When you’re done, measure how much water you used. If you’re having a difficult time determining how much water you’ve used, pour the accumulated water into an old gallon-sized milk container or some other container that will give you a true idea of how much water you use.

Day 2: Using the same large bowl you used on day one (after you’ve cleaned it out of course), brush your pearly whites and shave, but this time, only use the water when necessary. Don’t keep the water running while you’re doing your usual morning face check (you know the one where you check for wrinkles, moles and test out your latest top fashion model moves).

Just like on day 1, measure the amount of water you used.Brushing Teeth

The fun part

Ready for a little fun? Take the water measurement from day 1 and multiply it by 365. Do the same thing for day 2’s water measurement (in case you didn’t guess, 365 is for your morning water consumption each day of a non-leap year).
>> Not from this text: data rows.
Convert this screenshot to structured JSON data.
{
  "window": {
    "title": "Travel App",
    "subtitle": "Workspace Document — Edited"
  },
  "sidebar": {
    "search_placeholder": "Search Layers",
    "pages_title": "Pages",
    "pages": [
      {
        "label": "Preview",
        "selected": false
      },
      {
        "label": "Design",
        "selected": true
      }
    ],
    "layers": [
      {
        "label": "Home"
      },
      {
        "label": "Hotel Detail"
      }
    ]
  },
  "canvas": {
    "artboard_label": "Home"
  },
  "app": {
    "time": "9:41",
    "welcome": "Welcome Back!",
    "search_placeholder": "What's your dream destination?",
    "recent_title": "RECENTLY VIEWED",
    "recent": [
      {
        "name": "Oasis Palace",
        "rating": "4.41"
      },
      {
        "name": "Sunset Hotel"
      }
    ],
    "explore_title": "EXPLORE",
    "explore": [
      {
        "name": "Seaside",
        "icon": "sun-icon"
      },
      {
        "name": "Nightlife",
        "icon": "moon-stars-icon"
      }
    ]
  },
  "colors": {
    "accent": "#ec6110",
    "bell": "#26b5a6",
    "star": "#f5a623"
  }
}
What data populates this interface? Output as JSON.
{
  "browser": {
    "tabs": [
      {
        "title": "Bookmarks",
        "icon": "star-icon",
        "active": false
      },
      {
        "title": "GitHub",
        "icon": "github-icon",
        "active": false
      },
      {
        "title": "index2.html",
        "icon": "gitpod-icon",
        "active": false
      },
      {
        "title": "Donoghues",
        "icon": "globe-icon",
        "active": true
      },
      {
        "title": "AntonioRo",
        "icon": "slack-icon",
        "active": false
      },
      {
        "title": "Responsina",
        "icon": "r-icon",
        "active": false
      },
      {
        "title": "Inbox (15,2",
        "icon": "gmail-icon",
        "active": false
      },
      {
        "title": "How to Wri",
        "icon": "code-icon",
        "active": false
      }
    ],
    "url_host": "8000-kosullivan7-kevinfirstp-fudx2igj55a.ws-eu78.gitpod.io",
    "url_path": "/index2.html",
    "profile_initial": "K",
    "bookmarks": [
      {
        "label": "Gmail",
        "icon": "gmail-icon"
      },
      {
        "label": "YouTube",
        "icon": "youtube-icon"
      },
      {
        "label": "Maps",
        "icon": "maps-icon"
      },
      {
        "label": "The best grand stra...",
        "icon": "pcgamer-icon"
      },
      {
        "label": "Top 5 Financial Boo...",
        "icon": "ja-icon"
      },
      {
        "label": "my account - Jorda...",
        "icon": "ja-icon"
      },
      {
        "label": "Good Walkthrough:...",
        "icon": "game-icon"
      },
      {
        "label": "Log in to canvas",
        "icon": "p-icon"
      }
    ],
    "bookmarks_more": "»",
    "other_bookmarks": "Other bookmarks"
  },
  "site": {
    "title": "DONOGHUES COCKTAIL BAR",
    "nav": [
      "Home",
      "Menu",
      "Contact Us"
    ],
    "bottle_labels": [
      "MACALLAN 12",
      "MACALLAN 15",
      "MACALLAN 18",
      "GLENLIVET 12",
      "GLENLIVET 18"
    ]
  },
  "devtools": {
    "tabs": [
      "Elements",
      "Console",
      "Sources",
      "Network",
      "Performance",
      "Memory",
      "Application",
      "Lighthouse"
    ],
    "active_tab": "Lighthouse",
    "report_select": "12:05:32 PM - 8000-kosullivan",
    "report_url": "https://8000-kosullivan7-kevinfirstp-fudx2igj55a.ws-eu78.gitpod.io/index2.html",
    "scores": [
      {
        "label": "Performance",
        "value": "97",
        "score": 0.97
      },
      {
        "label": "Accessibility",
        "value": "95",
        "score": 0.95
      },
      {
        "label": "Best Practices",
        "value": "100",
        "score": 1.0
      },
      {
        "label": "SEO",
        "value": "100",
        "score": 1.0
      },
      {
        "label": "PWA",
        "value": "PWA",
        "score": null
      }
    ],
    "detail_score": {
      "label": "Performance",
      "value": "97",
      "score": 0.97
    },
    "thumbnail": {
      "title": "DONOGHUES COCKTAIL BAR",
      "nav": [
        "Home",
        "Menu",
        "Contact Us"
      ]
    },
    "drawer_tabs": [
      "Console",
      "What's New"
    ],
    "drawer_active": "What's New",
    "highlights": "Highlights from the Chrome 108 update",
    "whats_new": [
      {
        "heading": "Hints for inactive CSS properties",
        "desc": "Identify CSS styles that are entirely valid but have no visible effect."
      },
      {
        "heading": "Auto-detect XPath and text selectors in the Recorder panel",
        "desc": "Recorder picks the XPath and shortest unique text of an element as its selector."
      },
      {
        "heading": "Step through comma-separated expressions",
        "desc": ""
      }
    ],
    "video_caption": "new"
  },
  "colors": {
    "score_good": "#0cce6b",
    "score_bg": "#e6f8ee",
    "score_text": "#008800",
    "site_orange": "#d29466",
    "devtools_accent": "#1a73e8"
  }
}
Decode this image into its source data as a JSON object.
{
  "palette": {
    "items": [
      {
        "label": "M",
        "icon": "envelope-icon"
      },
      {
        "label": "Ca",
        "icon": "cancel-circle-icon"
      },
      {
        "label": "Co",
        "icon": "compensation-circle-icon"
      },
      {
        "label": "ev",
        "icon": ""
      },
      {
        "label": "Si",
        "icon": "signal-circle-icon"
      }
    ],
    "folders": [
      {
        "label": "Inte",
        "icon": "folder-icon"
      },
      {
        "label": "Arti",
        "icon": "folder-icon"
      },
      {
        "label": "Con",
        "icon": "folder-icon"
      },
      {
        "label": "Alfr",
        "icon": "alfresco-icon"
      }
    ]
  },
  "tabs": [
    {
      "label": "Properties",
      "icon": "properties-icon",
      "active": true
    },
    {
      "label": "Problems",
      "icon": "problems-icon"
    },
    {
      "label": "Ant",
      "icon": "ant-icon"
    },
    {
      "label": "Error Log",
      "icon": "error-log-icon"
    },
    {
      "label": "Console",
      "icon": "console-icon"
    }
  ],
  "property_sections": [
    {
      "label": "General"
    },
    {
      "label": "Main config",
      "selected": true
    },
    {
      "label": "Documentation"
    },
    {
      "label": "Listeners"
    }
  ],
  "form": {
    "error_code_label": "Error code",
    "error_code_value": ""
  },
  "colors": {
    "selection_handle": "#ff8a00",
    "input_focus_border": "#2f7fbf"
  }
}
Subtract day 2’s water usage total from day 1’s total usage. The resulting number will give you the amount of water you will conserve each year by shutting off the water when you brush and shave. See, water conservation isn’t so difficult. All you have to do is continue to brush and shave as you did on day 2 of the experiment.

A phrase that I’ve come to love and hate is: “When you know better, you do better.”

About the author: Felicia has learned the hard way that health, whether good or bad, is a result of daily choices and habits. On this blog, Felicia shares what she’s learned and the healthier choices she now makes as a result of her new knowledge. She hopes to encourage others to experiment to find alternative solutions to nagging problems (she’s also is a bit of a tree hugger and likes to share ways to lighten the toxic burden on the environment).

in Conservation, Water